What to produce:
Filter these entries so that only lines with the word "everything" remain.

[Component data from apps and pages]
====
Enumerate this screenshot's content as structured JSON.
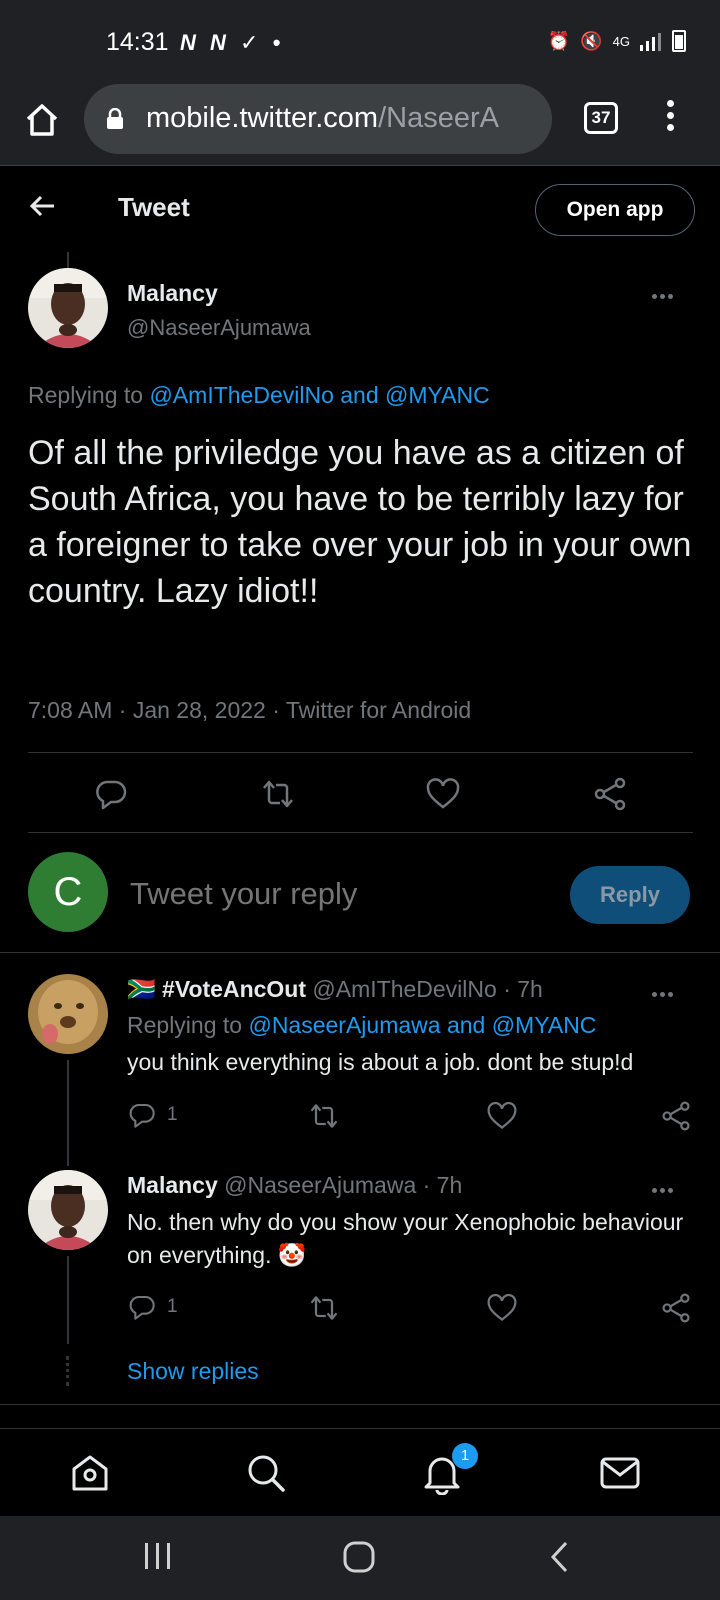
{
  "status_bar": {
    "time": "14:31",
    "left_icons": "N N ✓ •",
    "network": "4G"
  },
  "browser": {
    "url_host": "mobile.twitter.com",
    "url_path": "/NaseerA",
    "tab_count": "37"
  },
  "header": {
    "title": "Tweet",
    "open_app_label": "Open app"
  },
  "main_tweet": {
    "name": "Malancy",
    "handle": "@NaseerAjumawa",
    "replying_prefix": "Replying to ",
    "replying_to": "@AmITheDevilNo and @MYANC",
    "text": "Of all the priviledge you have as a citizen of South Africa, you have to be terribly lazy for a foreigner to take over your job in your own country. Lazy idiot!!",
    "meta": "7:08 AM · Jan 28, 2022 · Twitter for Android"
  },
  "composer": {
    "avatar_letter": "C",
    "placeholder": "Tweet your reply",
    "reply_label": "Reply"
  },
  "replies": [
    {
      "flag": "🇿🇦",
      "name": "#VoteAncOut",
      "handle_time": " @AmITheDevilNo · 7h",
      "replying_prefix": "Replying to ",
      "replying_to": "@NaseerAjumawa and @MYANC",
      "text": "you think everything is about a job. dont be stup!d",
      "reply_count": "1"
    },
    {
      "name": "Malancy",
      "handle_time": " @NaseerAjumawa · 7h",
      "text": "No. then why do you show your Xenophobic behaviour on everything. 🤡",
      "reply_count": "1"
    }
  ],
  "show_replies_label": "Show replies",
  "bottom_nav": {
    "notification_badge": "1"
  }
}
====
Solution for this exercise:
      "text": "you think everything is about a job. dont be stup!d",
      "text": "No. then why do you show your Xenophobic behaviour on everything. 🤡",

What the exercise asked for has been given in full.